Application of conventional material balance methods to evaluate multilayer tight gas reservoirs gives misleading results. This is due to the phenomenon differential depletion, as a result of which very long shut-in times are required to get the correct average reservoir pressure, and pressures from static BHP surveys are generally significantly lower than the average reservoir pressure. This study proposes a new approach which yields a straight line on the p/z plot, without a long shut-in period.

This paper proposes to use data from production logging which can be used to perform selective inflow performance (SIP) analysis. From SIP the pressure and productivity of each reservoir can be estimated independently. The average reservoir pressure of the multilayer system can then be calculated from each layer's reservoir pressure weighted by its hydrocarbon pore volume. The method therefore requires estimation of the hydrocarbon pore volume ratio (Fv). A guideline for Fv estimation and the effects of Fv on the p/z plot will be discussed in this study. With this new average reservoir pressure, material balance methods will give a straight line, similar to one for a single layer gas reservoir.
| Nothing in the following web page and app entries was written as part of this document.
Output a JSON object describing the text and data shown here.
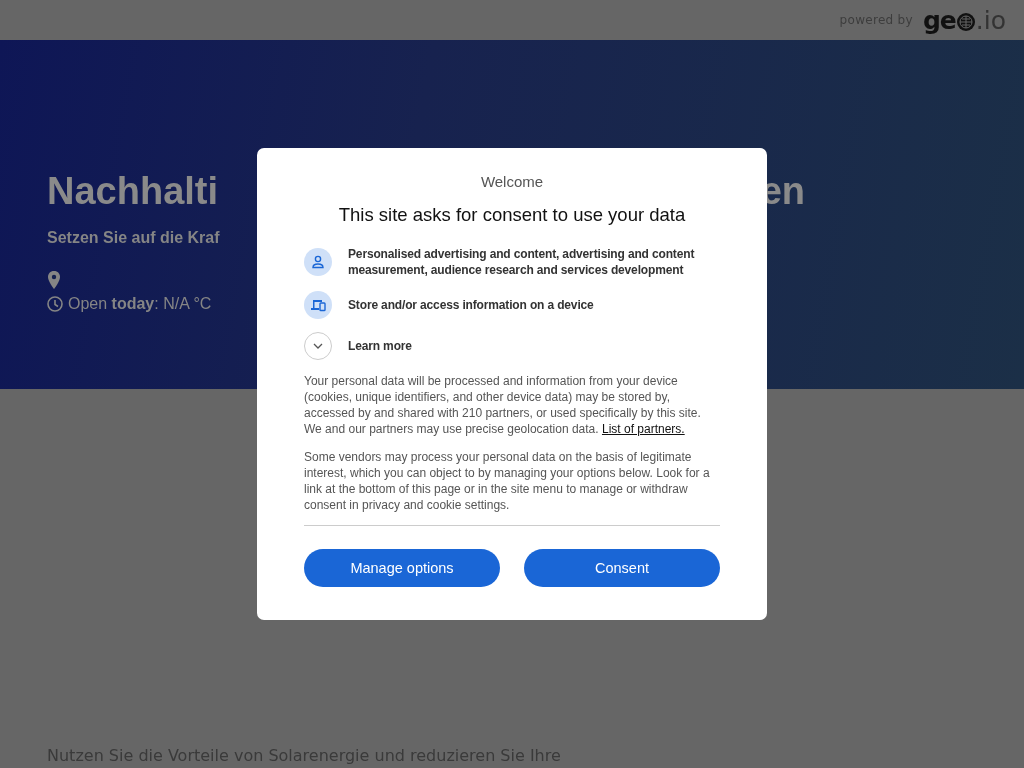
{
  "header": {
    "powered_by": "powered by",
    "logo_start": "ge",
    "logo_end": ".io"
  },
  "hero": {
    "title_start": "Nachhalti",
    "title_end": "en",
    "subtitle": "Setzen Sie auf die Kraf",
    "hours": "Open **today**: N/A °C"
  },
  "intro": "Nutzen Sie die Vorteile von Solarenergie und reduzieren Sie Ihre",
  "consent": {
    "heading": "Welcome",
    "title": "This site asks for consent to use your data",
    "purposes": [
      {
        "kind": "person",
        "text": "Personalised advertising and content, advertising and content measurement, audience research and services development"
      },
      {
        "kind": "device",
        "text": "Store and/or access information on a device"
      }
    ],
    "learn_more": {
      "label": "Learn more",
      "expanded": false
    },
    "paragraphs": [
      {
        "text": "Your personal data will be processed and information from your device (cookies, unique identifiers, and other device data) may be stored by, accessed by and shared with 210 partners, or used specifically by this site. We and our partners may use precise geolocation data.",
        "link": "List of partners."
      },
      {
        "text": "Some vendors may process your personal data on the basis of legitimate interest, which you can object to by managing your options below. Look for a link at the bottom of this page or in the site menu to manage or withdraw consent in privacy and cookie settings."
      }
    ],
    "buttons": [
      "Manage options",
      "Consent"
    ]
  }
}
Without loss of generality, this study focuses on a 2-layer gas reservoir: a high-permeability layer (layer 1) and a low-permeability layer (layer 2). The results can be applied to multilayer gas reservoirs. Fv is defined here as the ratio of the hydrocarbon pore volume (HCPV) of layer 1 to the HCPV of layer 2. For a given Fv, together with individual layer pressures from SIP analysis, the average reservoir pressure can be calculated. Different values of Fv yield different profiles on the p/z plot. A straight line can be obtained only from the correct value of Fv. If the value of Fv is incorrect, the calculated pressure will be deviating from the theoretical straight line. High and low values of Fv lead to underestimation and overestimation of GIIP and reserves, respectively. During the early production period, most of the production is from layer 1 which dominates the early-time response. The differential pressure between layer 2 and layer 1 (p2 – p1) is increasing during this period. After layer 1 is partially depleted, production from layer 2 starts to increase significantly, and dominates the late-time response. The value of (p2 – p1) reaches a maximum and then decreasing. Beyond this point, all profiles for different values of Fv lead to the correct GIIP and reserve. Then the uncertainty will be reduced dramatically.

This study should be beneficial to engineers who wish to estimate GIIP and reserves. It is theoretically sound for multilayer gas reservoirs, both tight and high permeability reservoirs, for both with and without cross-flow. With this new approach, engineers can apply material balance methods to better understand multilayer gas reservoirs and to make better reservoir management decisions.

You can access this article if you purchase or spend a download.